Items listed in a dataset:
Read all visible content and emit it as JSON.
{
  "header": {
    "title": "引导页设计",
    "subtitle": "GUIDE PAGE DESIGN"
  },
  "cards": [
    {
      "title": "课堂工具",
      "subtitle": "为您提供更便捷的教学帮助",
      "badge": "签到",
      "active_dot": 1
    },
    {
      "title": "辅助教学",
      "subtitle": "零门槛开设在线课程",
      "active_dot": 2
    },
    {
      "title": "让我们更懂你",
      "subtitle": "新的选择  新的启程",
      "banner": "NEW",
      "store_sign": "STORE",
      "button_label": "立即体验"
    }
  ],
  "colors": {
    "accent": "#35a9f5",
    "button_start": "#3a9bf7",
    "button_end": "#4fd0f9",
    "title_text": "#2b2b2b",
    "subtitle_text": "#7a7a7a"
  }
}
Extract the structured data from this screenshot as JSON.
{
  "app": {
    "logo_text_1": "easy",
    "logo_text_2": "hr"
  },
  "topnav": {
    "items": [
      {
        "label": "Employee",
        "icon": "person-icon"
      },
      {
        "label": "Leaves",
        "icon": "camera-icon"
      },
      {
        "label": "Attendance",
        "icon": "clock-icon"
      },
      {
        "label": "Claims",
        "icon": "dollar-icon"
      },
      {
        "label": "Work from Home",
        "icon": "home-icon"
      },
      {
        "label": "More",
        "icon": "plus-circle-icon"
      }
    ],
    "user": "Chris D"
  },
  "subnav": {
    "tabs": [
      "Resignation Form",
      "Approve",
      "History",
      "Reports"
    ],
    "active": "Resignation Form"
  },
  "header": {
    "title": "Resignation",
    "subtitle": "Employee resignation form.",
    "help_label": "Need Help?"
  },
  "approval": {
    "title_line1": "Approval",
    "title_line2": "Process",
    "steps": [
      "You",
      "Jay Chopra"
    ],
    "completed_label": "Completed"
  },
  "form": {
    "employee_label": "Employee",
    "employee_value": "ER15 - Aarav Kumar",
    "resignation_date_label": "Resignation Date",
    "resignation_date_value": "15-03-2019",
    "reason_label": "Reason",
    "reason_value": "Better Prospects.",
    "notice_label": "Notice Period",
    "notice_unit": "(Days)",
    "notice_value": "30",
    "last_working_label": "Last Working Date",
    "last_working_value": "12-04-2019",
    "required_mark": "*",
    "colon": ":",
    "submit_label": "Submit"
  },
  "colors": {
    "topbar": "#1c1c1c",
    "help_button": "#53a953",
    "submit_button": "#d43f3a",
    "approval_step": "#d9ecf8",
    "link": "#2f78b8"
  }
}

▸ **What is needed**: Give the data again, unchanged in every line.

▸ **Response below**:
Read all visible content and emit it as JSON.
{
  "header": {
    "title": "引导页设计",
    "subtitle": "GUIDE PAGE DESIGN"
  },
  "cards": [
    {
      "title": "课堂工具",
      "subtitle": "为您提供更便捷的教学帮助",
      "badge": "签到",
      "active_dot": 1
    },
    {
      "title": "辅助教学",
      "subtitle": "零门槛开设在线课程",
      "active_dot": 2
    },
    {
      "title": "让我们更懂你",
      "subtitle": "新的选择  新的启程",
      "banner": "NEW",
      "store_sign": "STORE",
      "button_label": "立即体验"
    }
  ],
  "colors": {
    "accent": "#35a9f5",
    "button_start": "#3a9bf7",
    "button_end": "#4fd0f9",
    "title_text": "#2b2b2b",
    "subtitle_text": "#7a7a7a"
  }
}
Extract the structured data from this screenshot as JSON.
{
  "app": {
    "logo_text_1": "easy",
    "logo_text_2": "hr"
  },
  "topnav": {
    "items": [
      {
        "label": "Employee",
        "icon": "person-icon"
      },
      {
        "label": "Leaves",
        "icon": "camera-icon"
      },
      {
        "label": "Attendance",
        "icon": "clock-icon"
      },
      {
        "label": "Claims",
        "icon": "dollar-icon"
      },
      {
        "label": "Work from Home",
        "icon": "home-icon"
      },
      {
        "label": "More",
        "icon": "plus-circle-icon"
      }
    ],
    "user": "Chris D"
  },
  "subnav": {
    "tabs": [
      "Resignation Form",
      "Approve",
      "History",
      "Reports"
    ],
    "active": "Resignation Form"
  },
  "header": {
    "title": "Resignation",
    "subtitle": "Employee resignation form.",
    "help_label": "Need Help?"
  },
  "approval": {
    "title_line1": "Approval",
    "title_line2": "Process",
    "steps": [
      "You",
      "Jay Chopra"
    ],
    "completed_label": "Completed"
  },
  "form": {
    "employee_label": "Employee",
    "employee_value": "ER15 - Aarav Kumar",
    "resignation_date_label": "Resignation Date",
    "resignation_date_value": "15-03-2019",
    "reason_label": "Reason",
    "reason_value": "Better Prospects.",
    "notice_label": "Notice Period",
    "notice_unit": "(Days)",
    "notice_value": "30",
    "last_working_label": "Last Working Date",
    "last_working_value": "12-04-2019",
    "required_mark": "*",
    "colon": ":",
    "submit_label": "Submit"
  },
  "colors": {
    "topbar": "#1c1c1c",
    "help_button": "#53a953",
    "submit_button": "#d43f3a",
    "approval_step": "#d9ecf8",
    "link": "#2f78b8"
  }
}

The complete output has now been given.